He said Ed Miliband was a "nice chap, not very worldly - I would love to see him in a working men's club in Newcastle".
Fresh from his apparent victory over Nick Clegg in a public debate on Britain's membership of the EU, broadcast by LBC Radio and Sky News last week, he said the Lib Dem leader was a "very nice guy, just wrong".
During the debate, Mr Farage said the European Union had "blood on its hands" for encouraging revolution in Ukraine.
The UKIP leader said he did not approve of Mr Putin's annexation of Crimea, but said EU leaders had been "weak and vain". He added: "If you poke the Russian bear with a stick he will respond."
Asked by Tony Blair's former director of communications Alistair Campbell in an interview in GQ magazine which current world leader he most admired, Mr Farage replied: "As an operator, but not as a human being, I would say Putin.
"The way he played the whole Syria thing. Brilliant. Not that I approve of him politically. How many journalists in jail now?"
Mr Putin has been criticised for supplying arms to Bashar al Assad's regime and his attempts to block United Nations moves for sanctions against the Syrian president.
However, the Russian leader was credited with outmanoeuvring the West last year when he brokered a deal for Syria to give up its chemical weapons.
Speaking at his monthly press conference, Mr Clegg said it was "utterly grotesque" Mr Farage most admired Mr Putin.
Mr Farage was less complimentary about Germany's Angela Merkel saying: "She is incredibly cold. I always say - I agree this is a bit rude - but whatever you think of the public image of Merkel, in private she is even more miserable. I warm to more extrovert people."
On the domestic front he said that there was "absolutely no doubt at all" Mr Cameron had offered a referendum on Britain's EU membership because of pressure on his party from UKIP.
After Mr Miliband recently said he would only offer a referendum on EU membership in the unlikely event Europe attempts a power-grab, the Prime Minister has painted the Tories as the only party that would guarantee a vote on Europe ahead of the 2015 election.

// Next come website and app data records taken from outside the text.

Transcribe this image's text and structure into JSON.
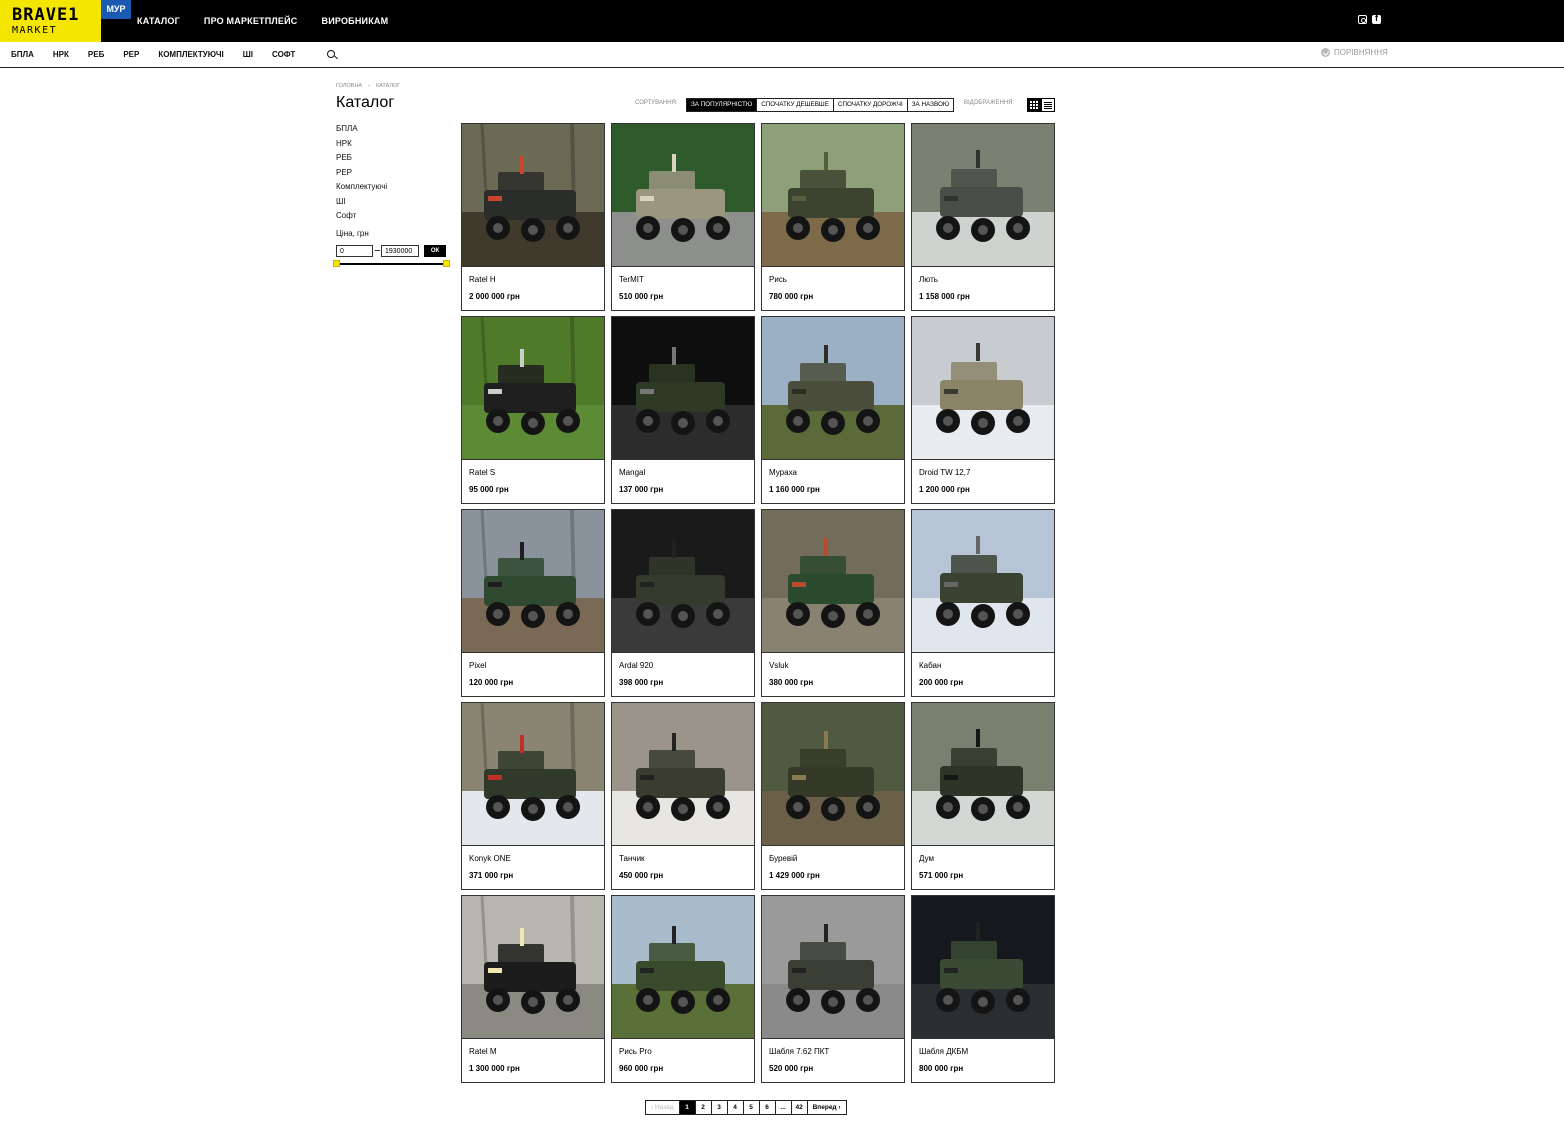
{
  "header": {
    "logo_top": "BRAVE1",
    "logo_bottom": "MARKET",
    "badge": "МУР",
    "nav": [
      "КАТАЛОГ",
      "ПРО МАРКЕТПЛЕЙС",
      "ВИРОБНИКАМ"
    ],
    "social_icons": [
      "instagram-icon",
      "facebook-icon"
    ]
  },
  "categories_bar": {
    "items": [
      "БПЛА",
      "НРК",
      "РЕБ",
      "РЕР",
      "КОМПЛЕКТУЮЧІ",
      "ШІ",
      "СОФТ"
    ],
    "compare_label": "ПОРІВНЯННЯ"
  },
  "breadcrumb": [
    "ГОЛОВНА",
    "КАТАЛОГ"
  ],
  "page_title": "Каталог",
  "sidebar": {
    "categories": [
      "БПЛА",
      "НРК",
      "РЕБ",
      "РЕР",
      "Комплектуючі",
      "ШІ",
      "Софт"
    ],
    "price_label": "Ціна, грн",
    "price_min": "0",
    "price_max": "1930000",
    "ok_label": "ОК"
  },
  "sort": {
    "label": "СОРТУВАННЯ:",
    "options": [
      "ЗА ПОПУЛЯРНІСТЮ",
      "СПОЧАТКУ ДЕШЕВШЕ",
      "СПОЧАТКУ ДОРОЖЧІ",
      "ЗА НАЗВОЮ"
    ],
    "active_index": 0,
    "view_label": "ВІДОБРАЖЕННЯ:"
  },
  "products": [
    {
      "name": "Ratel H",
      "price": "2 000 000 грн",
      "bg": "#6b6a55",
      "ground": "#3f3a2c",
      "body": "#2b2d2a",
      "accent": "#c9462d"
    },
    {
      "name": "TerMIT",
      "price": "510 000 грн",
      "bg": "#2f5a2c",
      "ground": "#8c8f8c",
      "body": "#9a9680",
      "accent": "#d8d4c0"
    },
    {
      "name": "Рись",
      "price": "780 000 грн",
      "bg": "#8ea07a",
      "ground": "#7c6a48",
      "body": "#3c4430",
      "accent": "#555f40"
    },
    {
      "name": "Лють",
      "price": "1 158 000 грн",
      "bg": "#7a8072",
      "ground": "#cfd3cf",
      "body": "#4a4d48",
      "accent": "#303230"
    },
    {
      "name": "Ratel S",
      "price": "95 000 грн",
      "bg": "#4f7a2a",
      "ground": "#5d8a34",
      "body": "#1f1f1f",
      "accent": "#c9d0c8"
    },
    {
      "name": "Mangal",
      "price": "137 000 грн",
      "bg": "#0e0e0e",
      "ground": "#2c2c2c",
      "body": "#2e3a26",
      "accent": "#777"
    },
    {
      "name": "Мураха",
      "price": "1 160 000 грн",
      "bg": "#9bb0c4",
      "ground": "#5a6a38",
      "body": "#4a4e3a",
      "accent": "#2c2d25"
    },
    {
      "name": "Droid TW 12,7",
      "price": "1 200 000 грн",
      "bg": "#c8ccd0",
      "ground": "#e9ecee",
      "body": "#8b8468",
      "accent": "#3a3a32"
    },
    {
      "name": "Pixel",
      "price": "120 000 грн",
      "bg": "#8a939c",
      "ground": "#7a6a55",
      "body": "#2f4a30",
      "accent": "#1e1e1e"
    },
    {
      "name": "Ardal 920",
      "price": "398 000 грн",
      "bg": "#1a1a1a",
      "ground": "#3a3a3a",
      "body": "#343a2c",
      "accent": "#222"
    },
    {
      "name": "Vsluk",
      "price": "380 000 грн",
      "bg": "#746c5a",
      "ground": "#8a8270",
      "body": "#2c4a2e",
      "accent": "#b84a30"
    },
    {
      "name": "Кабан",
      "price": "200 000 грн",
      "bg": "#b6c4d6",
      "ground": "#dfe6ee",
      "body": "#3a4232",
      "accent": "#666"
    },
    {
      "name": "Konyk ONE",
      "price": "371 000 грн",
      "bg": "#8a8472",
      "ground": "#e4e8ec",
      "body": "#2f3a2a",
      "accent": "#c0302a"
    },
    {
      "name": "Танчик",
      "price": "450 000 грн",
      "bg": "#9a948a",
      "ground": "#e8e6e2",
      "body": "#3a3c30",
      "accent": "#222"
    },
    {
      "name": "Буревій",
      "price": "1 429 000 грн",
      "bg": "#4f5a40",
      "ground": "#6a6048",
      "body": "#353a28",
      "accent": "#8a7a50"
    },
    {
      "name": "Дум",
      "price": "571 000 грн",
      "bg": "#7a8070",
      "ground": "#d4d8d4",
      "body": "#2f3428",
      "accent": "#151515"
    },
    {
      "name": "Ratel M",
      "price": "1 300 000 грн",
      "bg": "#b7b6ae",
      "ground": "#8b8a82",
      "body": "#1c1c1c",
      "accent": "#f0e6b0"
    },
    {
      "name": "Рись Pro",
      "price": "960 000 грн",
      "bg": "#a8bccc",
      "ground": "#5a7038",
      "body": "#3a4a2c",
      "accent": "#222"
    },
    {
      "name": "Шабля 7.62 ПКТ",
      "price": "520 000 грн",
      "bg": "#9a9a9a",
      "ground": "#8a8a8a",
      "body": "#3a3e34",
      "accent": "#222"
    },
    {
      "name": "Шабля ДКБМ",
      "price": "800 000 грн",
      "bg": "#15181c",
      "ground": "#2a2e30",
      "body": "#3a4a34",
      "accent": "#222"
    }
  ],
  "pagination": {
    "prev": "Назад",
    "pages": [
      "1",
      "2",
      "3",
      "4",
      "5",
      "6",
      "...",
      "42"
    ],
    "active": "1",
    "next": "Вперед"
  }
}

However, this does not make Mr Farage a natural Conservative supporter and when asked who he would like to win the election he said: "I don't care ... If I was back in the London Metal Exchange I'd not give a toss, because 100% of the legislation affecting me is made in Brussels."
Pressed to choose either Mr Cameron or Mr Miliband, Mr Farage said: "Don't give a damn. Ed has come up with some pretty bonkers ideas."
:: Watch a special programme on round two of the EU debate between Nigel Farage and Nick Clegg on Sky News on Wednesday, April 2, from 6.30pm.